The Electrocompaniet AW180’s and AW600’s were less than an ideal match when fed directly from the C1, the resulting sound too flat and matter-of-fact. I suspect that these mono amps’ huge damping factors combine into too much control. Also, it was too obvious that these amplifiers are less finely resolving than the Lejonklou or CH. What did help was to add the Lejonklou Sagatun dual-mono preamp to the mix. This resulted in a sweeter and less overly controlled sound that was emotionally more engaging but still, the Electrocompaniets did not fully do the speakers’ immense resolution justice.
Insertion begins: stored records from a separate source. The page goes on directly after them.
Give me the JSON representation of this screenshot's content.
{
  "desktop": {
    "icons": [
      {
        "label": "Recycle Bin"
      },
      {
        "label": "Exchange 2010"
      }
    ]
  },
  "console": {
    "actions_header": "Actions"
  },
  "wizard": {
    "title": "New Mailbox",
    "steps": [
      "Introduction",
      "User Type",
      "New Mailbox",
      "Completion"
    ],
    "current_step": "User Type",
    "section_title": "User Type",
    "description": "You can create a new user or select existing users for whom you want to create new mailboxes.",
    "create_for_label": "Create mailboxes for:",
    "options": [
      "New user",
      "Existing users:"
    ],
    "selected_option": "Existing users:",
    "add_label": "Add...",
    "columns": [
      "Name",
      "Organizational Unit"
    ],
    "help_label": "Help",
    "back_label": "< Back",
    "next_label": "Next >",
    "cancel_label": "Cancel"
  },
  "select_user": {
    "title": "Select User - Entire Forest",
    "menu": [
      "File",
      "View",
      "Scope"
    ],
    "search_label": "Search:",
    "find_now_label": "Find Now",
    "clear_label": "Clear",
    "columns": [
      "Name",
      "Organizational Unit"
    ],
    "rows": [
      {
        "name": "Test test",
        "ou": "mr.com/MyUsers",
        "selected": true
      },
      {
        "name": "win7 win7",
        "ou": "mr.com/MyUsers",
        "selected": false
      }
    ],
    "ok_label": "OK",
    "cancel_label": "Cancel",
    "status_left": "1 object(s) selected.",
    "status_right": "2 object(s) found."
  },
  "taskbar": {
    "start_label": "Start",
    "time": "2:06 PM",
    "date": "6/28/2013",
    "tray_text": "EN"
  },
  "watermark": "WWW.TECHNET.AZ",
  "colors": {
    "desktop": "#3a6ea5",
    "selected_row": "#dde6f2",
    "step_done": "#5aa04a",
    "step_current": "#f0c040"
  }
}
As will no doubt be surprising to many, the Bryston 4B Cubed actually worked very well and the 14B Cubed even better. With these amps fed directly from the C1 DAC, the Persona B’s were positively rocking and rolling! It was with the Brystons that they produced the deepest and most solid bass which is probably expected. But the Brystons also provided a super-enthusiastic and concrete sound with a vivid and communicative midrange along with smooth and well-refined treble. And even without a preamp in the chain, the Brystons never made the music sound overly controlled.
Even if the CH Precision A1.5 outperforms the Brystons on more than a few parameters (mostly more articulate and more highly resolving and refined) I still felt that the Brystons did a damn fine job. I’ve not got one at hand, but from other comparisons, I suspect that an Accuphase E600 Class A amp, and by extension, also an E650, might be just the ticket for these speakers. And indeed, Jan Legel later confirmed that an Accuphase preamp + class A power amp combo really made the speakers shine during one of the listening sessions that he attended.
The bottom Line
The Persona B’s have world-class transparency, not only in the treble, to which this is so often restricted but also in the midrange as well as the bass. Also, they are extremely finely detailed and have superb micro-dynamics. The speakers also play very loudly without any signs of break-up. Lastly, the macro-dynamics are also good but this is admittedly not their strongest aspect. As often happens, a very nuanced, even-handed, and transparent product need not be the one that is most “rocking and rolling”. But I also would not pick these speakers for such music. What they do sublimely is to reveal everything there is to know about a recording with crystal clarity. They are like the proverbial magnifying glass onto your music while sounding sophisticated even under less than ideal circumstances. All this time I have not touched on the subject of the bass and that is for an important reason. Of course, a small monitor speaker cannot produce bass with the slam and depth of much bigger floor standing designs, but irrespective, while the bass is not any bigger, deeper, or more powerful than can be expected based on the cabinet dimensions I never felt that anything was missing. This really only becomes evident when playing R&B tracks with subterranean basslines or when comparing to the Kromas or, keeping with monitor speakers, the Graham Audio LS5/9’s. But while the latter have considerably deeper and fatter bass, there is no contest where resolution, linearity, and transparency are concerned. The Persona B’s bass is simply so well integrated and of such high quality that the lack of truly deep bass becomes a non-issue.
Well, I pretty much already gave it away in the header when I wrote: “Super-coherent and articulate, very highly resolving, decidedly uncolored, and extremely transparent, the Persona B’s provide an overall performance not seen before in this price class”. I should add that while 8000 euro sans stands is not pocket change, it will require a lot more to improve on this stellar performance. If the budget stretches then I would know of no better alternative than to check out the Paradigm Persona 3 floor standers which should retain everything there is to love about the B’s with deeper and more powerful bass.